Q: We are plagued by cockroaches. Do you have any recommendations on how to get rid of these pests?

A: Prevention is the key to pest control.

Clean the favorite bug hangouts regularly. These include kitchens, bathrooms or any other areas in your house that provide the dark, dampness or dust that insects love. Keep tight-fitting lids on trash containers and use disposable plastic liners. Spray containers' interiors every two weeks with surface insecticide.

Move heavy furniture and kitchen appliances once a month to clean behind and under these pieces. Remove dirt from baseboards, cracks, corners, floor registers and air ducts to wipe out bug nesting grounds. Treat these areas with an insecticide.

Empty cabinets and drawers, then clean the interiors with disinfectant and apply a surface insecticide. After allowing time to dry, cover with paper and replace contents. Remove dishes from your cupboards and give a similar treatment.

Cover foods tightly, especially cereals, pet foods and other grain items. Check for bugs before storing food. Never leave food crumbs, dirty dishes, etc. lying on counter tops after a family meal. This means rinsing before putting in the dishwasher, or running the dishwasher immediately. When bringing baskets, bags or boxes into the house, inspect them for roaches that may be hiding in them.

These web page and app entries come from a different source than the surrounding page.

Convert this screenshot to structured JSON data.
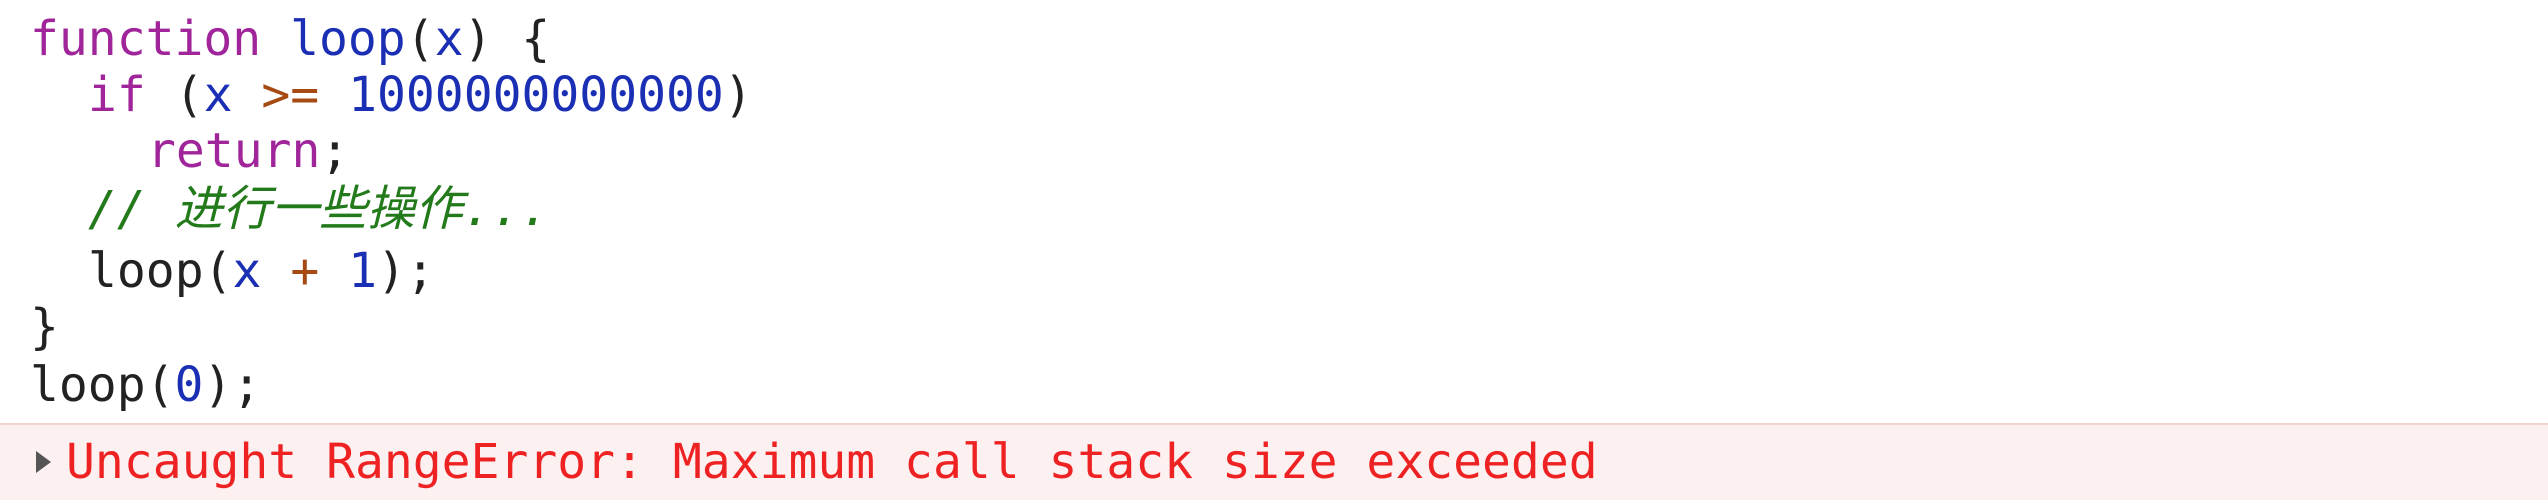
{
  "code": {
    "line1": {
      "keyword": "function",
      "name": "loop",
      "open_paren": "(",
      "param": "x",
      "close": ") {"
    },
    "line2": {
      "keyword": "if",
      "open": " (",
      "var": "x",
      "operator": ">=",
      "number": "1000000000000",
      "close": ")"
    },
    "line3": {
      "keyword": "return",
      "punct": ";"
    },
    "line4": {
      "comment": "// 进行一些操作..."
    },
    "line5": {
      "call": "loop(",
      "var": "x",
      "operator": "+",
      "number": "1",
      "close": ");"
    },
    "line6": {
      "text": "}"
    },
    "line7": {
      "call": "loop(",
      "number": "0",
      "close": ");"
    }
  },
  "error": {
    "message": "Uncaught RangeError: Maximum call stack size exceeded"
  },
  "colors": {
    "keyword": "#a0249a",
    "identifier": "#1b2fb5",
    "operator": "#a64a13",
    "comment": "#237a1b",
    "error_text": "#ee2222",
    "error_background": "#fdf0f0"
  }
}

Avoid using insecticides on open surfaces where you are more likely to contaminate your food or dishes than to kill roaches. Regular use of long-acting or residual insecticides behind dishwashers, baseboards and under refrigerators continues to kill new roaches as they emerge from their eggs. Most insecticides will last for about 60 days.

For long-term prevention, use a product such as Roach Prufe (a boric acid powder formula), which can be applied as above. Also consider spaces under cabinets (drawer spaces--remove drawers and apply underneath), in closets, under carpeting, any dark, dank spaces where these critters hide. Cockroaches collect this powder on their legs and return to the nest where they ingest it and die. Don't overlook treatment of areas where papers are stacked or books are kept. These are natural feeding grounds for roaches. Another commercial product effective in controlling roaches is Combat, a bait tray that contains a substance the roaches also carry back to the nest.

Unusual or severe infestations should be referred to a licensed pest control operator who is equipped to handle difficult pest problems. If you live in a condominium or apartment, the problem needs to be treated for the entire building, as roaches will travel from one location to the other on water and drain pipes, etc. If an entire building is infested, hire a professional and then work with your neighbors on the above prevention steps to avoid a repeat of the infestation.

Look for Roach Prufe at your local hardware store or home center, or contact the manufacturer, Copper Brite Inc., 1482 East Valley Rd., Santa Barbara, Calif. 93108. Combat is readily available at hardware and home stores or your local supermarket.

Send e-mail to copleysd@copleynews.com or write to Here's How, Copley News Service, P.O. Box 120190, San Diego, Calif. 92112-0190. Only questions of general interest can be answered in the column.